Work to complete ▸
Print out each entry below exactly, please.

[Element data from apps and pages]
######
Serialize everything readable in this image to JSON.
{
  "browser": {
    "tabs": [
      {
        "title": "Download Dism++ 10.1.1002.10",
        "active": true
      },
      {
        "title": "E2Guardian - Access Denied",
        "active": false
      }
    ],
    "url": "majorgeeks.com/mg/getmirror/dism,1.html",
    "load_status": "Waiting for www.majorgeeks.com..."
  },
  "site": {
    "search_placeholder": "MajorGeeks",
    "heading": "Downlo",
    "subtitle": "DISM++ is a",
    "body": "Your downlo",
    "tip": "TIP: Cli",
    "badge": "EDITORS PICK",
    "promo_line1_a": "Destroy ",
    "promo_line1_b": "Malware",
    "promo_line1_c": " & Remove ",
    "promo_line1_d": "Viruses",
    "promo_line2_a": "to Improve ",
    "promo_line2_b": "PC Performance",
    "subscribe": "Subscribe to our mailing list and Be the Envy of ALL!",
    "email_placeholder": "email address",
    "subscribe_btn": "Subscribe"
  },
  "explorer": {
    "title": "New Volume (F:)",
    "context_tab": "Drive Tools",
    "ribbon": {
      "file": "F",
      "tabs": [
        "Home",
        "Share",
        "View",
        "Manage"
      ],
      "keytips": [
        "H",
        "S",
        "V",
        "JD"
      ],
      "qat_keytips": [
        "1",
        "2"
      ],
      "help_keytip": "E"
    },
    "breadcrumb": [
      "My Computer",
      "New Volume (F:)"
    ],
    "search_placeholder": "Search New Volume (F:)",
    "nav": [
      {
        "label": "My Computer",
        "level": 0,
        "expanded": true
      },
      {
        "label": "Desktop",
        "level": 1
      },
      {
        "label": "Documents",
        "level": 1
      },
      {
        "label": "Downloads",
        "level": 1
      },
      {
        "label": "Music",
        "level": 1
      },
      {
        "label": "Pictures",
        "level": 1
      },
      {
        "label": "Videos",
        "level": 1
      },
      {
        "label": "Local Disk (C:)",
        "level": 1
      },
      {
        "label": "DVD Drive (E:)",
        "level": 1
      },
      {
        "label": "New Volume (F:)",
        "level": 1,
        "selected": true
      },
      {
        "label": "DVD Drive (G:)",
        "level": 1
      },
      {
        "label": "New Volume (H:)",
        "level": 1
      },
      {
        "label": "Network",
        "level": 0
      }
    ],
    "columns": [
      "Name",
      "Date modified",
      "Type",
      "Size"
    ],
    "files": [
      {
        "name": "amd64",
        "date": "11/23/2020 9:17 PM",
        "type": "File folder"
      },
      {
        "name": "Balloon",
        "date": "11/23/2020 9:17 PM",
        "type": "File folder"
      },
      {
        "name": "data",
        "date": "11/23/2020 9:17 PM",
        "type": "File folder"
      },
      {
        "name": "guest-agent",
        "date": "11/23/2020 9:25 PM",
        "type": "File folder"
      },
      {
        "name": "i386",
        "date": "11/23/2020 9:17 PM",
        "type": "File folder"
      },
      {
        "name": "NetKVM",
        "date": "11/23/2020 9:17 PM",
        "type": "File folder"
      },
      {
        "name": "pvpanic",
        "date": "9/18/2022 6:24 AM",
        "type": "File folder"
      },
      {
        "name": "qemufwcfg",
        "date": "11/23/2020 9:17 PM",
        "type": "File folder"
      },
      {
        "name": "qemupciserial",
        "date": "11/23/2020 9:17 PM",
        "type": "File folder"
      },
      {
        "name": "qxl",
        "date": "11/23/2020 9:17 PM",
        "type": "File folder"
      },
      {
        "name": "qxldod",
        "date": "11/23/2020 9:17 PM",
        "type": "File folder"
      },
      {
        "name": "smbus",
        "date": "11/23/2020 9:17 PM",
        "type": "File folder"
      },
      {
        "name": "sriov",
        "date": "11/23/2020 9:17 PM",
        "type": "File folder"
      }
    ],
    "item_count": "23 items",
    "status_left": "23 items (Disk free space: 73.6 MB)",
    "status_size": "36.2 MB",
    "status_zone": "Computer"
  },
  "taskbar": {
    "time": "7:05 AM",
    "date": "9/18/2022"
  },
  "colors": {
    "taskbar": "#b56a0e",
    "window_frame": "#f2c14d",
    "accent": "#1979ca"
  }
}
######
Worked solution ▸
Serialize everything readable in this image to JSON.
{
  "browser": {
    "tabs": [
      {
        "title": "Download Dism++ 10.1.1002.10",
        "active": true
      },
      {
        "title": "E2Guardian - Access Denied",
        "active": false
      }
    ],
    "url": "majorgeeks.com/mg/getmirror/dism,1.html",
    "load_status": "Waiting for www.majorgeeks.com..."
  },
  "site": {
    "search_placeholder": "MajorGeeks",
    "heading": "Downlo",
    "subtitle": "DISM++ is a",
    "body": "Your downlo",
    "tip": "TIP: Cli",
    "badge": "EDITORS PICK",
    "promo_line1_a": "Destroy ",
    "promo_line1_b": "Malware",
    "promo_line1_c": " & Remove ",
    "promo_line1_d": "Viruses",
    "promo_line2_a": "to Improve ",
    "promo_line2_b": "PC Performance",
    "subscribe": "Subscribe to our mailing list and Be the Envy of ALL!",
    "email_placeholder": "email address",
    "subscribe_btn": "Subscribe"
  },
  "explorer": {
    "title": "New Volume (F:)",
    "context_tab": "Drive Tools",
    "ribbon": {
      "file": "F",
      "tabs": [
        "Home",
        "Share",
        "View",
        "Manage"
      ],
      "keytips": [
        "H",
        "S",
        "V",
        "JD"
      ],
      "qat_keytips": [
        "1",
        "2"
      ],
      "help_keytip": "E"
    },
    "breadcrumb": [
      "My Computer",
      "New Volume (F:)"
    ],
    "search_placeholder": "Search New Volume (F:)",
    "nav": [
      {
        "label": "My Computer",
        "level": 0,
        "expanded": true
      },
      {
        "label": "Desktop",
        "level": 1
      },
      {
        "label": "Documents",
        "level": 1
      },
      {
        "label": "Downloads",
        "level": 1
      },
      {
        "label": "Music",
        "level": 1
      },
      {
        "label": "Pictures",
        "level": 1
      },
      {
        "label": "Videos",
        "level": 1
      },
      {
        "label": "Local Disk (C:)",
        "level": 1
      },
      {
        "label": "DVD Drive (E:)",
        "level": 1
      },
      {
        "label": "New Volume (F:)",
        "level": 1,
        "selected": true
      },
      {
        "label": "DVD Drive (G:)",
        "level": 1
      },
      {
        "label": "New Volume (H:)",
        "level": 1
      },
      {
        "label": "Network",
        "level": 0
      }
    ],
    "columns": [
      "Name",
      "Date modified",
      "Type",
      "Size"
    ],
    "files": [
      {
        "name": "amd64",
        "date": "11/23/2020 9:17 PM",
        "type": "File folder"
      },
      {
        "name": "Balloon",
        "date": "11/23/2020 9:17 PM",
        "type": "File folder"
      },
      {
        "name": "data",
        "date": "11/23/2020 9:17 PM",
        "type": "File folder"
      },
      {
        "name": "guest-agent",
        "date": "11/23/2020 9:25 PM",
        "type": "File folder"
      },
      {
        "name": "i386",
        "date": "11/23/2020 9:17 PM",
        "type": "File folder"
      },
      {
        "name": "NetKVM",
        "date": "11/23/2020 9:17 PM",
        "type": "File folder"
      },
      {
        "name": "pvpanic",
        "date": "9/18/2022 6:24 AM",
        "type": "File folder"
      },
      {
        "name": "qemufwcfg",
        "date": "11/23/2020 9:17 PM",
        "type": "File folder"
      },
      {
        "name": "qemupciserial",
        "date": "11/23/2020 9:17 PM",
        "type": "File folder"
      },
      {
        "name": "qxl",
        "date": "11/23/2020 9:17 PM",
        "type": "File folder"
      },
      {
        "name": "qxldod",
        "date": "11/23/2020 9:17 PM",
        "type": "File folder"
      },
      {
        "name": "smbus",
        "date": "11/23/2020 9:17 PM",
        "type": "File folder"
      },
      {
        "name": "sriov",
        "date": "11/23/2020 9:17 PM",
        "type": "File folder"
      }
    ],
    "item_count": "23 items",
    "status_left": "23 items (Disk free space: 73.6 MB)",
    "status_size": "36.2 MB",
    "status_zone": "Computer"
  },
  "taskbar": {
    "time": "7:05 AM",
    "date": "9/18/2022"
  },
  "colors": {
    "taskbar": "#b56a0e",
    "window_frame": "#f2c14d",
    "accent": "#1979ca"
  }
}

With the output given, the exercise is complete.